Do you think the gender issue is worse in Kerala? There is also a view that Kerala dishes are the most time-consuming to cook. Would a simplifying of the process of cooking be the eventual solution to the problem?
Recently the BBC did an article on my film. There were comments under that article by women from different countries, saying their lives are no better. So I don’t think Kerala is any better or worse in this regard. It’s a global issue, varying only in degrees.

There’s a scene in the film where the husband’s sister who has a progressive-minded husband, takes out a slice of cheese from the refrigerator, makes a sandwich and finishes her breakfast over a short call. Meanwhile, at the husband’s home, they are cutting a jackfruit. It’s a gargantuan task to turn jackfruit into a dish. So yes, it’s true Kerala dishes are time-consuming but it’s not easy to change our food habits. One has to eat healthy as well.

The only solution to the problem is for the menfolk to just get inside the kitchen and start doing the work. Acknowledging the wife is not a step, neither is minor help. All that is just hoodwinking.

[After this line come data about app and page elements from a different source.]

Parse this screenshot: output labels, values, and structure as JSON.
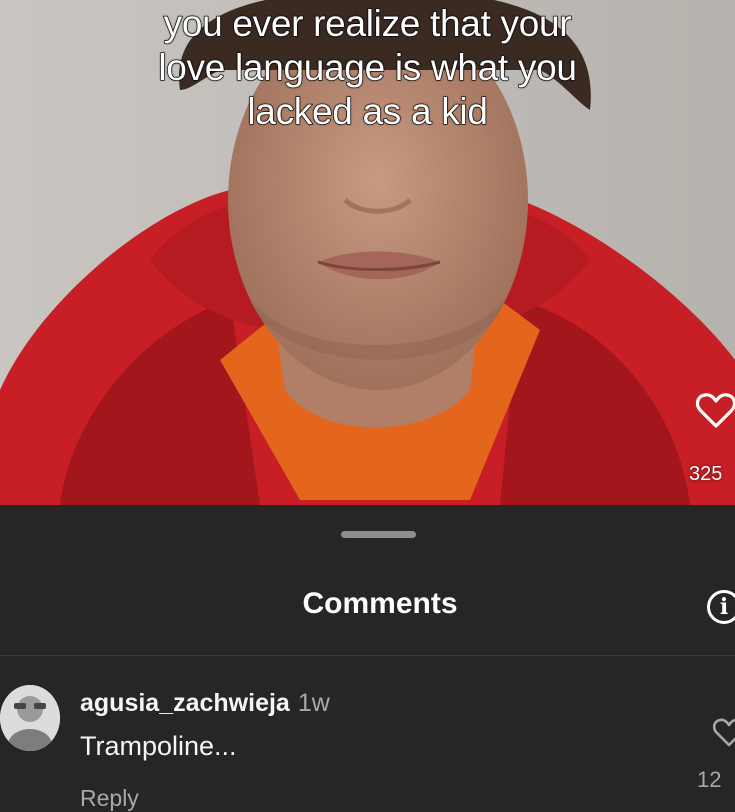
{
  "video": {
    "caption_lines": [
      "you ever realize that your",
      "love language is what you",
      "lacked as a kid"
    ],
    "like_count": "325"
  },
  "comments_sheet": {
    "title": "Comments",
    "comments": [
      {
        "username": "agusia_zachwieja",
        "time": "1w",
        "text": "Trampoline...",
        "reply_label": "Reply",
        "like_count": "12"
      }
    ]
  },
  "colors": {
    "sheet_background": "#262626",
    "text_primary": "#f5f5f5",
    "text_secondary": "#a8a8a8",
    "hoodie_red": "#c71f25"
  },
  "icons": {
    "video_like": "heart-outline-icon",
    "info": "info-icon",
    "comment_like": "heart-outline-icon"
  }
}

At the end of the day, it took a man to make this movie, not a woman…

Well, it’s true and I’ve wondered why. Madhavikutty has written a story based on the kitchen, I’ve heard. But other than that, there hasn’t been a mainstream work of art with the theme, I think. The reasons could be many. Things are a lot more difficult for a woman whatever the genre. It’s especially difficult in the film field, especially such a film for which you will never get a producer.

Almost every Malayali in and outside Kerala has watched this movie or heard of it. How does that make you feel as its director?
Well, it’s exciting, we never expected this kind of response. I’m getting a lot of messages, mostly from women viewers saying they’re left speechless after watching it, and that they see themselves on screen. There are also people asking me to make a movie on something else they wish to be addressed.

Did any man say they are going to do the housework from now on? Do you feel this film will bring about a change in gender discrimination in household chores?
There were a few but I don’t know how much they will in real. Perhaps there will be a change in some five houses. But that’s not how it should happen. Change should start from the school, from the conditioning of children. They should be taught that the kitchen is not just one person’s responsibility. I sincerely hope we will change over time even if slowly.

Have you thought about the next film? Where do you plan to release it?
The Great Indian Kitchen was rejected by mainstream OTT platforms as well as channels. It was the public who made it a success and it is only after the neestream release that the satellite rights were sold. I haven’t decided what my next film is going to be about but I wish to release it in a theatre. And if I have the choice, which I hope I will, I would definitely want to release it in neestream itself later on.

— By Asha Prakash